Intimate relationships are incredibly important to him, romantic relationships less so.
The traditional dinner-and-a-movie trope feels false to him; it feels like it’s based on metaphors that don’t describe his personal experience of intimacy.
The first person I interviewed was Gaia Steinberg, 24, from Israel. She’s an activist in the feminist, sex-positive, and asexual communities. He has been in a leader and activist in asexual community for ten years, was active in campaigns to take asexuality out of the DSM, and was featured in the documentary Asexual people are not a monolith, but I asked Gaia and David to tell me about their own experiences with the community as a whole and their own personal understanding of dating while asexual.Remember that no one person sees dating or sexuality exactly the same way as another, but I hope that this serves as a jumping off point for giving you some insight into dating while asexual.Dating is about It isn’t always romantic and doesn’t always have to have romantic elements.This is not trickery; it’s waiting to reveal a marginalized identity until trust has been established.Furthermore, many asexual people feel very private about their asexuality, so it may not be something they’re comfortable talking about right away.

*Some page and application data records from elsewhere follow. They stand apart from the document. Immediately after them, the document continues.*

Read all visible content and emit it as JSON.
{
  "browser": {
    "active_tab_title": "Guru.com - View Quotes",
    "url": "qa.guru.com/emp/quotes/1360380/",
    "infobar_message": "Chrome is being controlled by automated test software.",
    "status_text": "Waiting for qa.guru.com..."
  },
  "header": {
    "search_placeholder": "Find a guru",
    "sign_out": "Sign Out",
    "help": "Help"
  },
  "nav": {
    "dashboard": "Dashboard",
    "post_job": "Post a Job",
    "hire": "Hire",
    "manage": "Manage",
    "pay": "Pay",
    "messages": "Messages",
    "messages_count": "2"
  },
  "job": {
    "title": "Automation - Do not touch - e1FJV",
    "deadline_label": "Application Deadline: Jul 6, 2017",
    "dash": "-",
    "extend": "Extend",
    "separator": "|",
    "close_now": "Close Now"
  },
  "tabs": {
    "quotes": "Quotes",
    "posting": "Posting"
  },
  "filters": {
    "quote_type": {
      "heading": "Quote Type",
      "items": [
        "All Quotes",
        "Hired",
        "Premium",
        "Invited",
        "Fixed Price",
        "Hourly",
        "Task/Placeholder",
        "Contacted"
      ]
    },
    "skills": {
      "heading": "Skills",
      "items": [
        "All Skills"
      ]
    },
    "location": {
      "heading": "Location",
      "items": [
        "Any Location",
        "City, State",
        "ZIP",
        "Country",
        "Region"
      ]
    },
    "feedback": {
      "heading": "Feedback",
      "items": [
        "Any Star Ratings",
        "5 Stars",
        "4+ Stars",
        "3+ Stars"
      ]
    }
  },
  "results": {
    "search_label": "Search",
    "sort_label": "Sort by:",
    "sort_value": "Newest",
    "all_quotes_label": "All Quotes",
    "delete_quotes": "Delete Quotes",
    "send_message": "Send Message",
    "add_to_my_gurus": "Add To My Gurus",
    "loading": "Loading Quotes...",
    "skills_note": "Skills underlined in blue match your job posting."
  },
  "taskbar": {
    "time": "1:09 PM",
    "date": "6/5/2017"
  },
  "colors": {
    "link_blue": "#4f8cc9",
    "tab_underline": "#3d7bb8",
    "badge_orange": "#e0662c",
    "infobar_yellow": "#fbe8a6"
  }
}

When he is doing visibility work, it’s easier for him to present a “queer” topic — — to a mainstream audience because he’s seen as a nonthreatening “everyman.” However, he is conscious that his position as a figurehead of asexuality can give the impression that asexuality is a “white” identity and that he might be alienating asexual people of color. To claim sexuality is to claim a certain kind of power.